*PROBLEM TO WORK ON*:
Select and reproduce each line of the listing below that bears the string "社区规划".
• • • • • • •
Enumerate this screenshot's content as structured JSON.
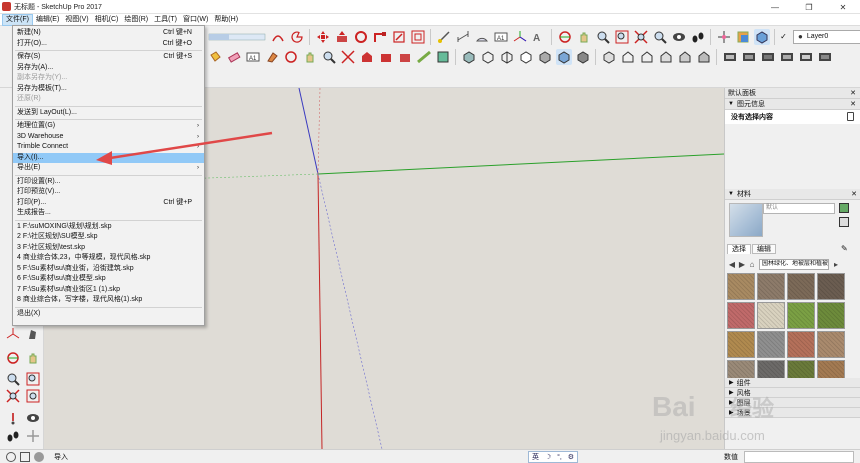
{
  "window": {
    "title": "无标题 - SketchUp Pro 2017",
    "controls": [
      "—",
      "❐",
      "✕"
    ]
  },
  "menubar": [
    "文件(F)",
    "编辑(E)",
    "视图(V)",
    "相机(C)",
    "绘图(R)",
    "工具(T)",
    "窗口(W)",
    "帮助(H)"
  ],
  "file_menu": [
    {
      "label": "新建(N)",
      "shortcut": "Ctrl 键+N"
    },
    {
      "label": "打开(O)...",
      "shortcut": "Ctrl 键+O"
    },
    {
      "sep": true
    },
    {
      "label": "保存(S)",
      "shortcut": "Ctrl 键+S"
    },
    {
      "label": "另存为(A)..."
    },
    {
      "label": "副本另存为(Y)...",
      "disabled": true
    },
    {
      "label": "另存为模板(T)..."
    },
    {
      "label": "还原(R)",
      "disabled": true
    },
    {
      "sep": true
    },
    {
      "label": "发送到 LayOut(L)..."
    },
    {
      "sep": true
    },
    {
      "label": "地理位置(G)",
      "submenu": true
    },
    {
      "label": "3D Warehouse",
      "submenu": true
    },
    {
      "label": "Trimble Connect",
      "submenu": true
    },
    {
      "label": "导入(I)...",
      "highlight": true
    },
    {
      "label": "导出(E)",
      "submenu": true
    },
    {
      "sep": true
    },
    {
      "label": "打印设置(R)..."
    },
    {
      "label": "打印预览(V)..."
    },
    {
      "label": "打印(P)...",
      "shortcut": "Ctrl 键+P"
    },
    {
      "label": "生成报告..."
    },
    {
      "sep": true
    },
    {
      "label": "1 F:\\suMOXING\\规划\\规划.skp"
    },
    {
      "label": "2 F:\\社区规划\\SU模型.skp"
    },
    {
      "label": "3 F:\\社区规划\\test.skp"
    },
    {
      "label": "4 商业综合体,23，中等规模，现代风格.skp"
    },
    {
      "label": "5 F:\\Su素材\\su\\商业街，沿街建筑.skp"
    },
    {
      "label": "6 F:\\Su素材\\su\\商业模型.skp"
    },
    {
      "label": "7 F:\\Su素材\\su\\商业街区1 (1).skp"
    },
    {
      "label": "8 商业综合体，写字楼，现代风格(1).skp"
    },
    {
      "sep": true
    },
    {
      "label": "退出(X)"
    }
  ],
  "layer": {
    "value": "Layer0"
  },
  "tray": {
    "title": "默认面板",
    "entity_info": {
      "header": "图元信息",
      "body": "没有选择内容"
    },
    "materials": {
      "header": "材料",
      "name_placeholder": "默认",
      "tabs": [
        "选择",
        "编辑"
      ],
      "collection": "园林绿化、地被层和植被",
      "swatch_colors": [
        "#a88a62",
        "#8d7b6a",
        "#7c6a58",
        "#6b5d51",
        "#c06a6a",
        "#d9d2bf",
        "#7ba044",
        "#6d8b3b",
        "#b08a4f",
        "#8f8f8f",
        "#b4705a",
        "#a98a6d",
        "#9a8a78",
        "#6c6a68",
        "#6a7a3a",
        "#a37a52"
      ]
    },
    "collapsed": [
      "组件",
      "风格",
      "图层",
      "场景"
    ]
  },
  "status": {
    "text": "导入",
    "measure_label": "数值",
    "ime": [
      "英",
      "☽",
      "°,",
      "⚙"
    ]
  },
  "watermark": {
    "brand": "Bai",
    "brand2": "经验",
    "url": "jingyan.baidu.com"
  },
  "colors": {
    "accent": "#3399ff",
    "highlight": "#91c9f7",
    "viewport": "#dfdcd6",
    "arrow": "#e04848"
  }
}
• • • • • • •
*ANSWER SECTION*:
      "label": "2 F:\\社区规划\\SU模型.skp"
      "label": "3 F:\\社区规划\\test.skp"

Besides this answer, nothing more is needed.